- _Your assignment_
How many lines in the data below contain the string "price"? Answer with the number only.

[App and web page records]
┄┄┄┄┄┄┄┄┄┄┄┄┄┄┄┄┄┄┄┄

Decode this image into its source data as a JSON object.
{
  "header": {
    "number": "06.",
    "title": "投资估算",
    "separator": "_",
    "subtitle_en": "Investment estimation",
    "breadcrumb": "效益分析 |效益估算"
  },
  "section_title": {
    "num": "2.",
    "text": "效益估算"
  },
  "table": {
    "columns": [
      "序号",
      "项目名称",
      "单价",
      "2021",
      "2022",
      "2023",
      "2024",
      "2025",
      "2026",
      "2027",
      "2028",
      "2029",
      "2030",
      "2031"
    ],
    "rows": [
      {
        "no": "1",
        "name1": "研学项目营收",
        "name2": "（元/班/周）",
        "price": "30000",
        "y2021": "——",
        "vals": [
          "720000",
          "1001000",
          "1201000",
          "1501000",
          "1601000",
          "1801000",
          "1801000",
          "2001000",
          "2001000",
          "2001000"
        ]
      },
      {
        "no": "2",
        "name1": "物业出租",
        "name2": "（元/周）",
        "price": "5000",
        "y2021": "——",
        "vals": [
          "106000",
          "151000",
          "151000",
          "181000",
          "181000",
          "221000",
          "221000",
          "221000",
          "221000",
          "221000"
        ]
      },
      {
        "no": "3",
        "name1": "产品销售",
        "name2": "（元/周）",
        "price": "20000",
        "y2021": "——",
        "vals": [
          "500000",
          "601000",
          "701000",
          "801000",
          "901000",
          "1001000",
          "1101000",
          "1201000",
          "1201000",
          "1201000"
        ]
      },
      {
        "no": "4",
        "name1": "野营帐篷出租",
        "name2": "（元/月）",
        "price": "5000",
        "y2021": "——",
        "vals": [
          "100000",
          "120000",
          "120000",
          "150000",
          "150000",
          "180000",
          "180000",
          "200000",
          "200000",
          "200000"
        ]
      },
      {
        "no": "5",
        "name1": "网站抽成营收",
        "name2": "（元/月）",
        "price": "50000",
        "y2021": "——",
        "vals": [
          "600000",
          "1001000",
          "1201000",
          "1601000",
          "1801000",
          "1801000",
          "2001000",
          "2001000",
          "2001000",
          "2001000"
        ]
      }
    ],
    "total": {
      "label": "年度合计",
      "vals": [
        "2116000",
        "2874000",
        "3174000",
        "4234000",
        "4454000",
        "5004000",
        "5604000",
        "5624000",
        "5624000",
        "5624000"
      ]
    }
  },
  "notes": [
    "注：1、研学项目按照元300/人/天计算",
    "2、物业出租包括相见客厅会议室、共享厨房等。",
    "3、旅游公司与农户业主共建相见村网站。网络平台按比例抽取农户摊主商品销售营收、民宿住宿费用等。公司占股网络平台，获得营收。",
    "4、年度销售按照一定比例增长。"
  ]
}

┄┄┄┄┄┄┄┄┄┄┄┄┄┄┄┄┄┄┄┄

- _Answer to the exercise_
5